We acknowledge that we gather at Santa Rosa Junior College on the territorial traditional land of the Pomo People in Santa Rosa and the Coast Miwok People in Petaluma, past and present, and honor with gratitude the land itself and the people who have stewarded it throughout the generations. This land acknowledgement calls us to commit to continuing to learn how to be better stewards of the land we inhabit. 

We recognize that every member of the Santa Rosa Junior College community has benefitted, and continues to benefit, from the use and occupation of this land since the institution’s founding in 1919. Consistent with our values of community and diversity, we have a responsibility to acknowledge and make visible the colleges’ relationship to Native peoples. By offering this Land Acknowledgement, we affirm Indigenous sovereignty and will work to hold Santa Rosa Junior College more accountable to the needs of American Indian and Indigenous peoples.


As a step toward honoring the truth and achieving healing and reconciliation, Santa Rosa Junior College commits to open all public events and gatherings with a statement acknowledging the traditional Pomo and Coast Miwok lands on which we stand. It further commits to support faculty in exercising the option to incorporate a statement into instructional syllabi. Such statements become truly meaningful when coupled with authentic relationships and sustained commitment.
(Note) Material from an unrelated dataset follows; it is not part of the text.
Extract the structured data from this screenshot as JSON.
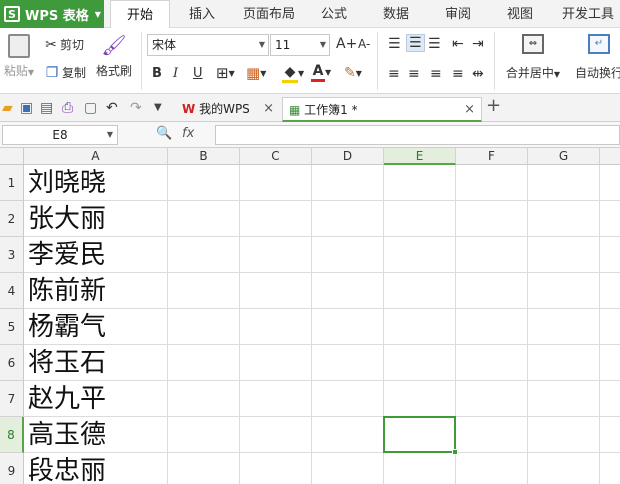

We therefore commit to move beyond words into programs and actions that fully embody a commitment to Indigenous rights and cultural equity.


Brenda Flyswithhawks, Tsalági Eastern Cherokee, Psychology, Behavioral Sciences
Gary Sheard Vargas, Kashia Pomo, SRJC Student
Josephine McKay, Dry Creek Pomo and Sierra Miwok, Psychology, Behavioral Sciences 
AC Panella, Indigenous Ally, Communication Studies, Petaluma 
Sandy Sigala, Hopland Band of Pomo Indians, Student Life Equity & Engagement
Malesse Warner, Mescalero Apache/Cherokee, Director, Early Childhood Education
Rose Hammock, Pomo, Wailacki, and Maidu, SRJC Student 


A land acknowledgement is a “formal statement that recognizes and respects Indigenous Peoples as traditional stewards of this land and the enduring relationship that exists between Indigenous Peoples and their traditional territories,” according to the American College Personnel Association.

To recognize the land is an expression of gratitude and appreciation to those whose territory we reside on, and a way of honoring the Indigenous people who have been living and working on the land from time immemorial. It is important to understand the long-standing history that has brought us to reside on this land, and to seek to understand our place within that history. 

Land acknowledgements do not exist in a past tense, or historical context: colonialism is a current ongoing process, and we need to build our mindfulness of our present participation. Acknowledging the land is Indigenous practice and protocol. 



  • Offer recognition and respect.
  • Counter the “doctrine of discovery” with the true story of the people who were already here.
  • Create a broader public awareness of the history that has led to this moment.
  • Begin to repair relationships with Native communities and with the land.
  • Support larger truth-telling and reconciliation efforts.
  • Remind people that colonization is an ongoing process, with Native lands still occupied due to deceptive and broken treaties.
  • Take a cue from Indigenous protocol, opening up space with reverence and respect.
  • Inspire ongoing action and relationship.


To acknowledge the traditional territory is to recognize its longer history, reaching beyond colonization and the establishment of European colonies, as well as its significance for the Indigenous peoples who lived and continue to live upon this territory, and whose practices and spiritualities were tied to the land and continue to develop in relationship to the land and its other inhabitants today. 

Acknowledgment by itself is a small gesture. It becomes meaningful when coupled with authentic relationships and informed action. However, this beginning can be an opening to greater public consciousness of Native sovereignty and cultural rights, a step toward equitable relationship and reconciliation.

Acknowledgment is a simple, powerful way of showing respect and a step toward correcting the stories and practices that erase Indigenous people’s history and culture and toward inviting and honoring the truth.

Yah.wii' Wado ᏩᏙ (Thank you) 

This statement was developed in partnership with local Indigenous peoples and is a living document.

Copyright Brenda Flyswithhawks October 1, 2020